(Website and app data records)
▼
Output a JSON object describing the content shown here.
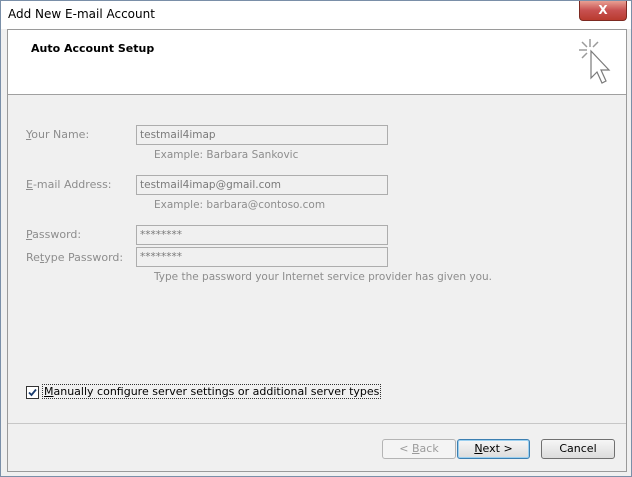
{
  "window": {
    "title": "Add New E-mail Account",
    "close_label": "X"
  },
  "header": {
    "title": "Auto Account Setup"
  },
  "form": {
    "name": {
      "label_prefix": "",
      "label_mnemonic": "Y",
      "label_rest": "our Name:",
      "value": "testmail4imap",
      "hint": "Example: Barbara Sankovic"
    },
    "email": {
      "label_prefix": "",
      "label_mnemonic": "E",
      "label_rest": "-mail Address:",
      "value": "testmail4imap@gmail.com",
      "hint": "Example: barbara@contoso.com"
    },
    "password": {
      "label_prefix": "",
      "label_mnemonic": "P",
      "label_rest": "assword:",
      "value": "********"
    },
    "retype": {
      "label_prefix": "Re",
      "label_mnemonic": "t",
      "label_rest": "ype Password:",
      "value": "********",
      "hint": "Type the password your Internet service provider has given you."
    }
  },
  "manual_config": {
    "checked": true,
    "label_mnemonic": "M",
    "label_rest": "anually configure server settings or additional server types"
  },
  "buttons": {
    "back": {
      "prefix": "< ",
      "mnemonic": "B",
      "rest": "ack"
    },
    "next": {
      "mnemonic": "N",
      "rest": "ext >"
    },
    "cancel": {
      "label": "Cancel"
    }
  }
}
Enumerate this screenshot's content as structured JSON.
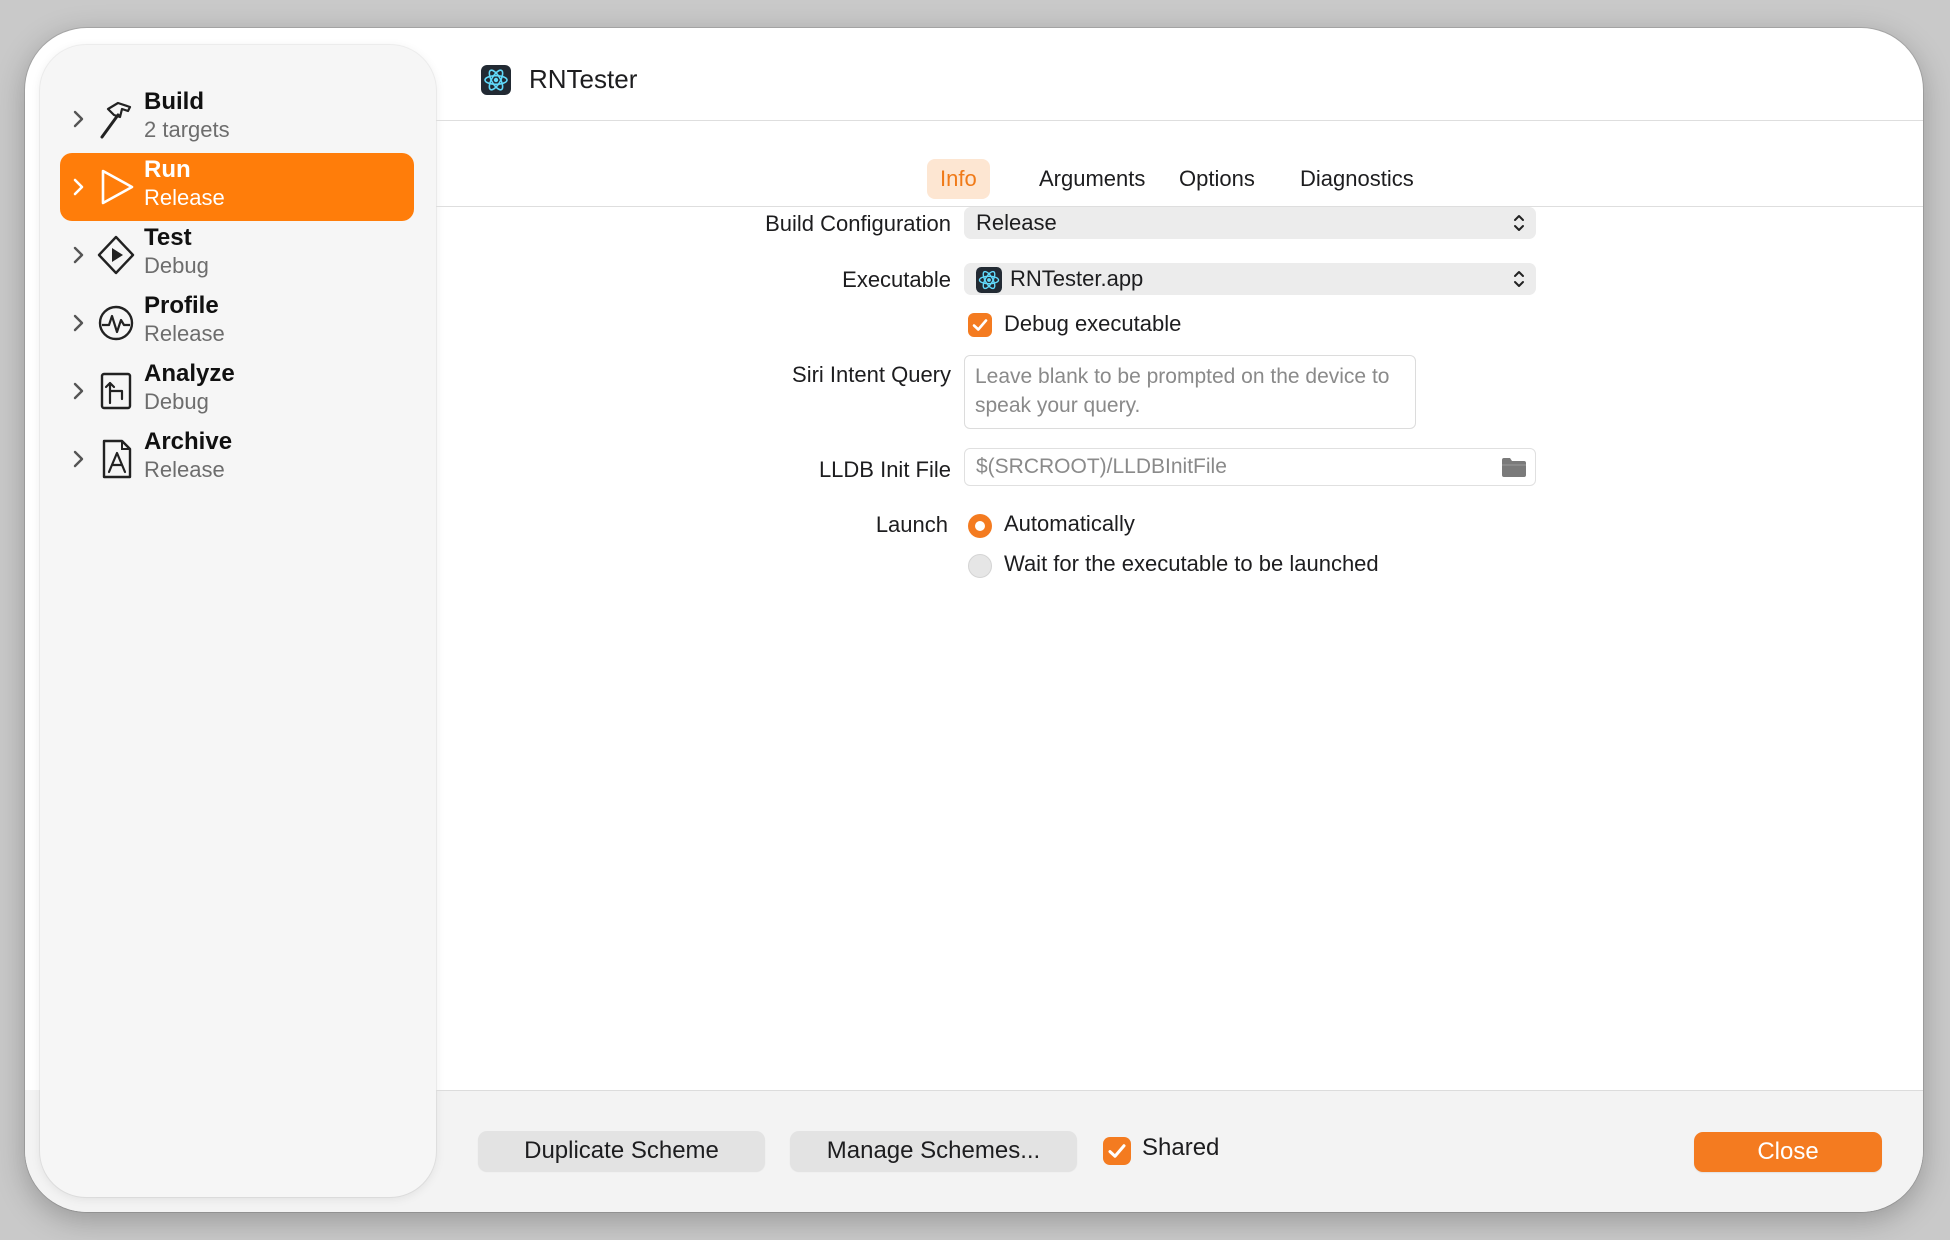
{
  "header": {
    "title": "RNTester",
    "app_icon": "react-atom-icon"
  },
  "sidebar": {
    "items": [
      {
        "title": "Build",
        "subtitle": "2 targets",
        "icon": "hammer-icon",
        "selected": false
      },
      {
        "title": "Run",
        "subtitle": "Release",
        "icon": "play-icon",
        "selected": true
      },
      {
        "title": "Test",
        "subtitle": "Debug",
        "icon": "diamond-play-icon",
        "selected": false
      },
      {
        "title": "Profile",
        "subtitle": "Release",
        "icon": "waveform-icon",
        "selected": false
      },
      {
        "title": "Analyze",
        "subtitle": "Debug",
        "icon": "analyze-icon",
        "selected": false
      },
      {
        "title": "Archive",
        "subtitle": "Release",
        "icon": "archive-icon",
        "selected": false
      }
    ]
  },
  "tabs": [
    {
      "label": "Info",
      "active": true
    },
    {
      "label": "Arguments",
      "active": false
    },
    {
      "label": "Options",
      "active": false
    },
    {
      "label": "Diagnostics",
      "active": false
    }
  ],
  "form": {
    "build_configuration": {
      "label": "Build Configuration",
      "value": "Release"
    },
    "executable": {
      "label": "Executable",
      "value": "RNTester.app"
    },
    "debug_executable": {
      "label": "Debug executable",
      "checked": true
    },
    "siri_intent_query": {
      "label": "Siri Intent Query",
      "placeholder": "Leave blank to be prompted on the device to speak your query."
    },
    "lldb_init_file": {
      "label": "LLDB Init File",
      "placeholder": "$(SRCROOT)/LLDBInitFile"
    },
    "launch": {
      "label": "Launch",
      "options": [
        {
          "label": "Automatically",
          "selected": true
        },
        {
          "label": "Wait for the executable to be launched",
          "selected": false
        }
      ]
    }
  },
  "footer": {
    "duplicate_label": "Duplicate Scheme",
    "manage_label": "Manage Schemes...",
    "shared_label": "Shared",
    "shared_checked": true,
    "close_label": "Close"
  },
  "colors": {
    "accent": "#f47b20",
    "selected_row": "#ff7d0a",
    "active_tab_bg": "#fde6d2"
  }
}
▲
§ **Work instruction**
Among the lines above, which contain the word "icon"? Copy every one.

§ **Expected answer**
    "app_icon": "react-atom-icon"
        "icon": "hammer-icon",
        "icon": "play-icon",
        "icon": "diamond-play-icon",
        "icon": "waveform-icon",
        "icon": "analyze-icon",
        "icon": "archive-icon",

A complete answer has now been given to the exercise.